“It was, however, with extreme disappointment I learned that it wasn’t until Friday, Oct. 29 that the Superintendent sent over a team of school personnel to once again finish the important task and satisfy the school board’s responsibility and obligation of securing and protecting sensitive teacher, parent and student information.
“The Board of Supervisors and County staff was and is in no way part of any negligence associated with the failure to secure and maintain personnel, personal and sensitive teacher, parent and student information.
“Furthermore, it is the school board’s obligation under the Family Educational Rights and Privacy Act (FERPA) (20 U.S.C. § 1232g; 34 CFR Part 99) to protect the privacy of student education records and as such, they are also responsible for the safe keeping of their students’ sensitive medical records and personal information, such as social security numbers.
“The Board of Supervisors, County Administrator and county staff should not be responsible for having to remind the superintendent of this important responsibility of the school board, nor should we be publicly denigrated in a prepared statement read aloud in a public meeting for our sincere efforts to protect and safeguard the numerous teachers, parents and students who may have been affected by the negligent handling of sensitive information left in their care.
“This is a perfect example of no good deed going unpunished.
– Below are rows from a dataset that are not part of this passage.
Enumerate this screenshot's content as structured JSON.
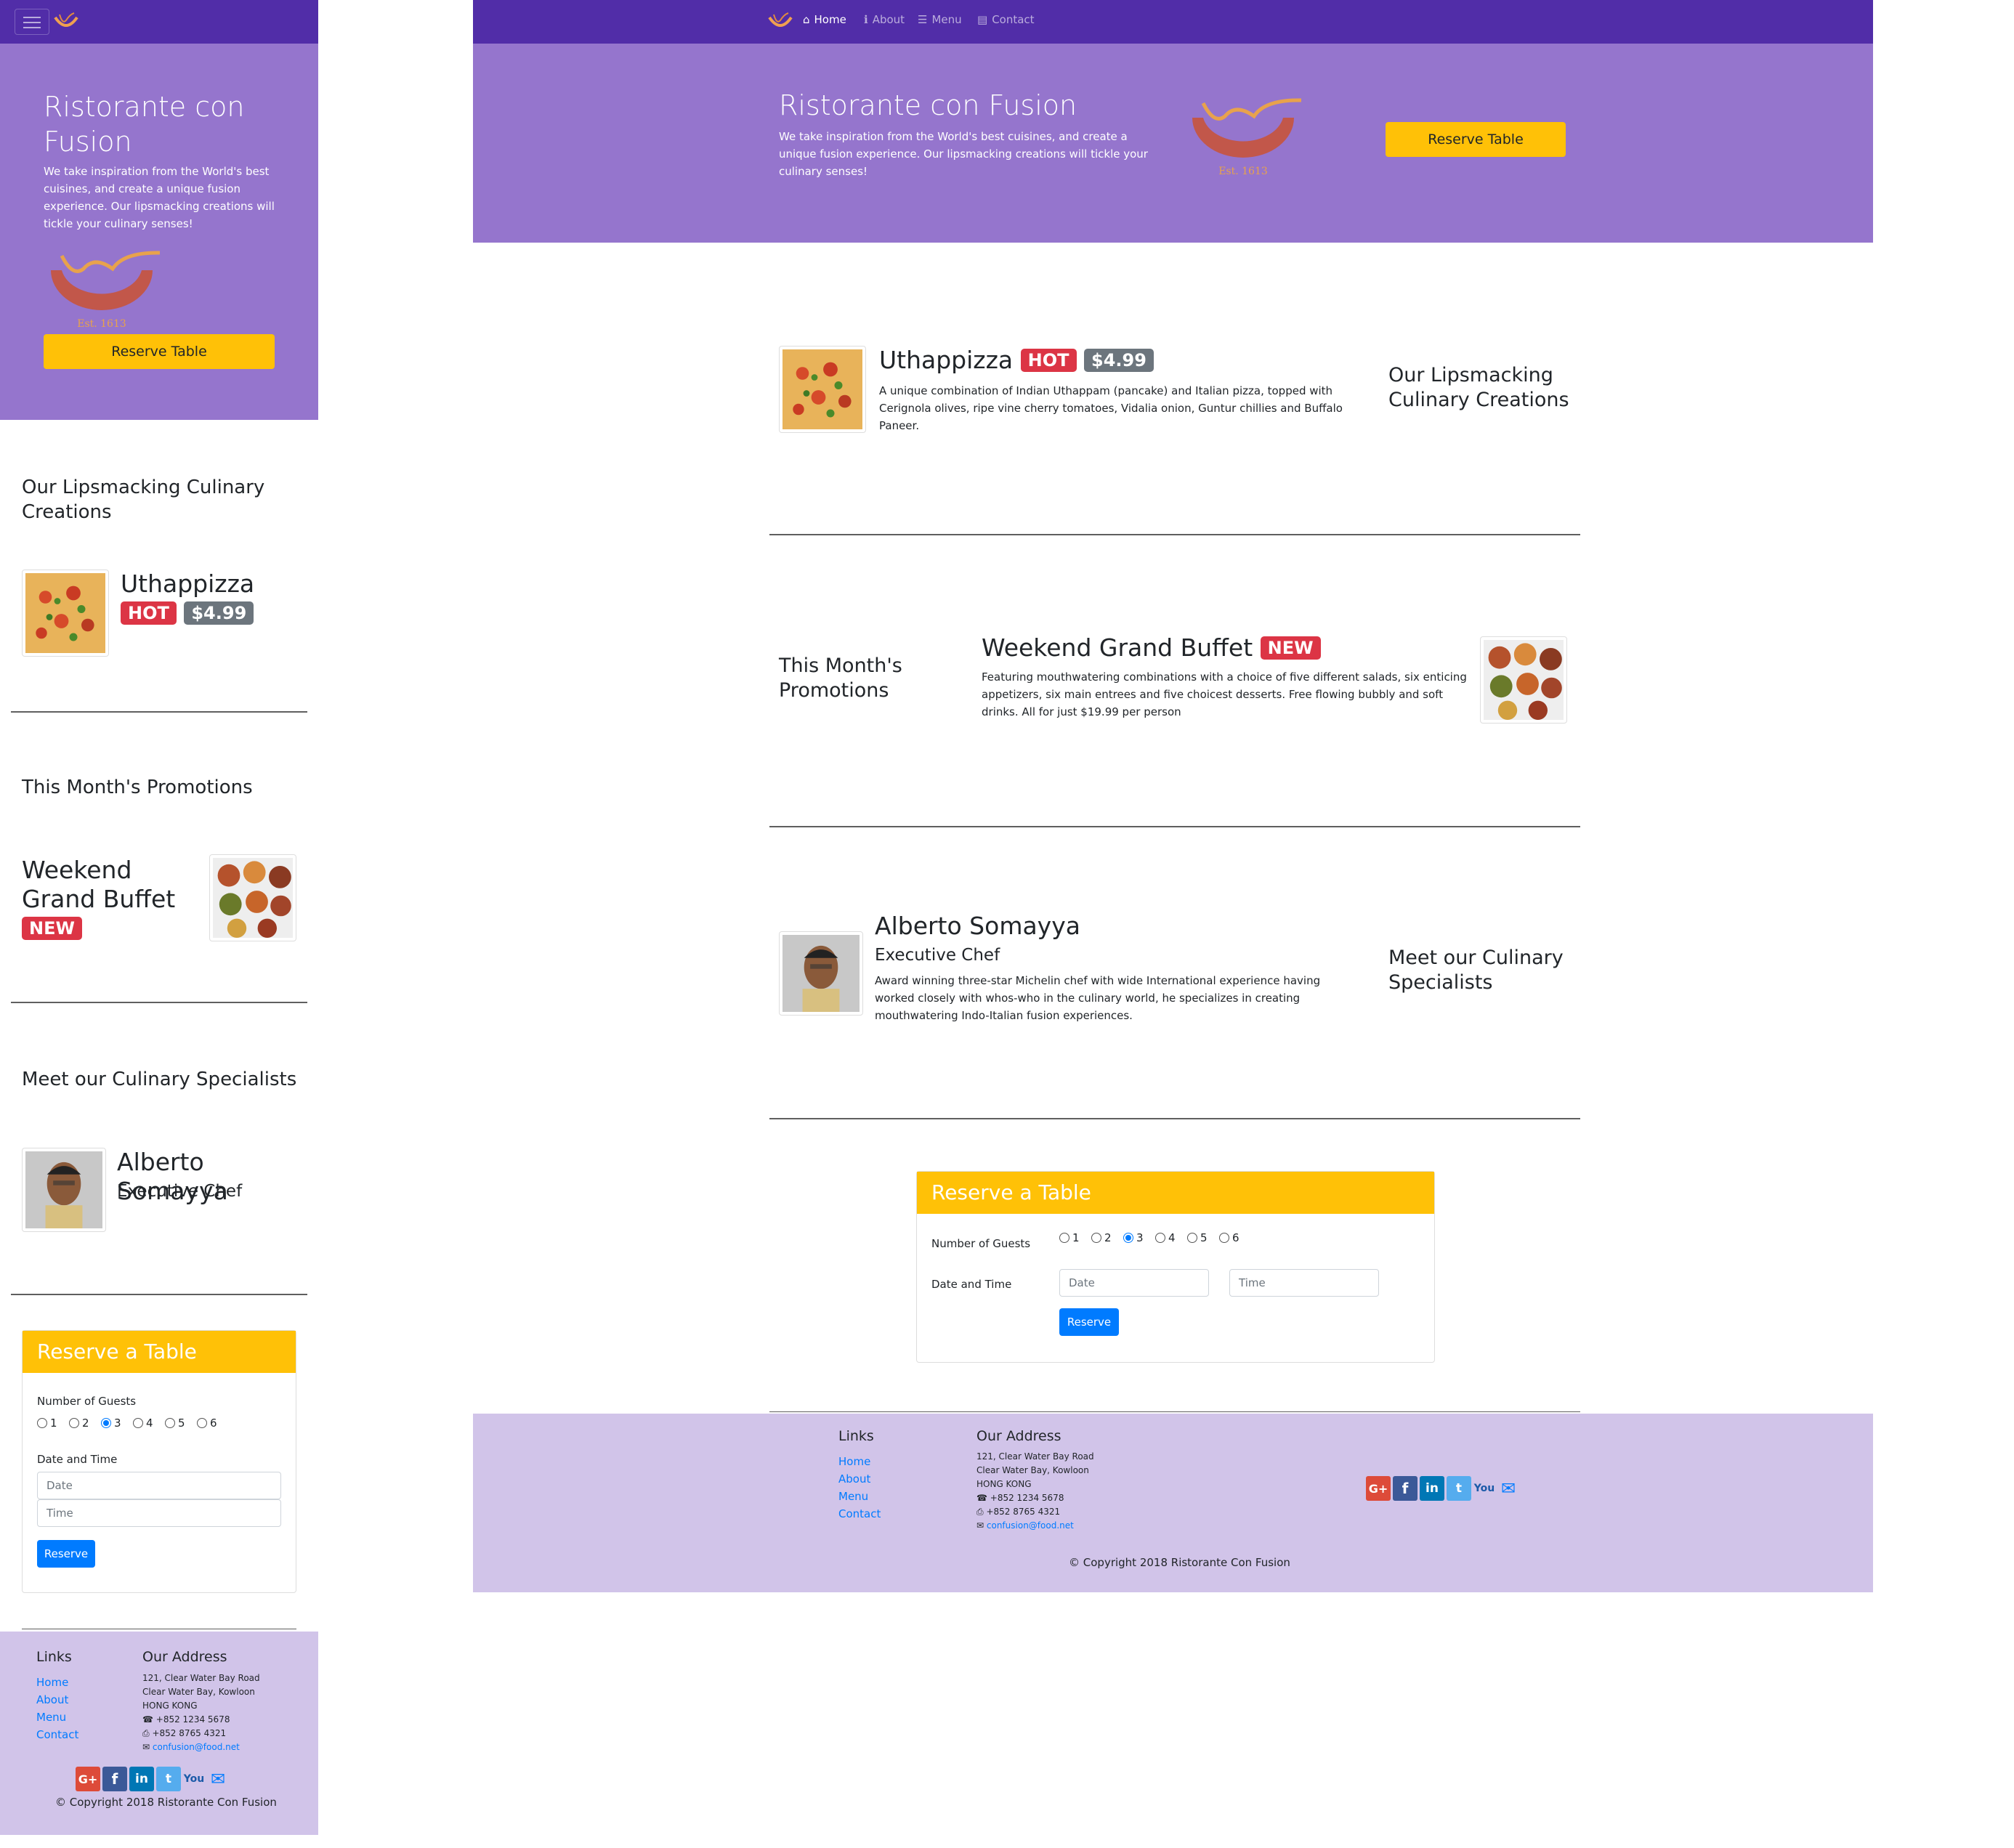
{
  "brand": {
    "name": "Ristorante con Fusion",
    "tagline": "We take inspiration from the World's best cuisines, and create a unique fusion experience. Our lipsmacking creations will tickle your culinary senses!",
    "logo_text": "Ristorante con Fusion",
    "logo_est": "Est. 1613"
  },
  "nav": {
    "items": [
      {
        "label": "Home",
        "icon": "home-icon",
        "active": true
      },
      {
        "label": "About",
        "icon": "info-icon"
      },
      {
        "label": "Menu",
        "icon": "list-icon"
      },
      {
        "label": "Contact",
        "icon": "address-card-icon"
      }
    ]
  },
  "reserve_btn": "Reserve Table",
  "sections": {
    "dish": {
      "title": "Our Lipsmacking Culinary Creations",
      "name": "Uthappizza",
      "badge": "HOT",
      "price": "$4.99",
      "description": "A unique combination of Indian Uthappam (pancake) and Italian pizza, topped with Cerignola olives, ripe vine cherry tomatoes, Vidalia onion, Guntur chillies and Buffalo Paneer."
    },
    "promo": {
      "title": "This Month's Promotions",
      "name": "Weekend Grand Buffet",
      "badge": "NEW",
      "description": "Featuring mouthwatering combinations with a choice of five different salads, six enticing appetizers, six main entrees and five choicest desserts. Free flowing bubbly and soft drinks. All for just $19.99 per person"
    },
    "leader": {
      "title": "Meet our Culinary Specialists",
      "name": "Alberto Somayya",
      "role": "Executive Chef",
      "description": "Award winning three-star Michelin chef with wide International experience having worked closely with whos-who in the culinary world, he specializes in creating mouthwatering Indo-Italian fusion experiences."
    }
  },
  "reserve": {
    "header": "Reserve a Table",
    "guests_label": "Number of Guests",
    "guest_options": [
      "1",
      "2",
      "3",
      "4",
      "5",
      "6"
    ],
    "selected": "3",
    "datetime_label": "Date and Time",
    "date_placeholder": "Date",
    "time_placeholder": "Time",
    "submit": "Reserve"
  },
  "footer": {
    "links_title": "Links",
    "links": [
      "Home",
      "About",
      "Menu",
      "Contact"
    ],
    "address_title": "Our Address",
    "address_lines": [
      "121, Clear Water Bay Road",
      "Clear Water Bay, Kowloon",
      "HONG KONG"
    ],
    "phone": "+852 1234 5678",
    "fax": "+852 8765 4321",
    "email": "confusion@food.net",
    "copyright": "© Copyright 2018 Ristorante Con Fusion"
  },
  "colors": {
    "navbar": "#512da8",
    "jumbotron": "#9575cd",
    "footer": "#d1c4e9",
    "warning": "#ffc107",
    "danger": "#dc3545",
    "primary": "#007bff"
  }
}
But I don’t want to make this about me or the way the school board and superintendent choose to misrepresent and mischaracterize the actual events and motivations behind the actions that took place to safeguard sensitive materials. This should simply be about all those potentially affected by the failure to properly and legally secure the personal and sensitive information of our most precious resource – our children.”
Guthrie also stated he would have a response to the school board and superintendent either prior to or at the Board of Supervisors’ next meeting, Nov. 29.
By WILLIAM PAINE, For The Patriot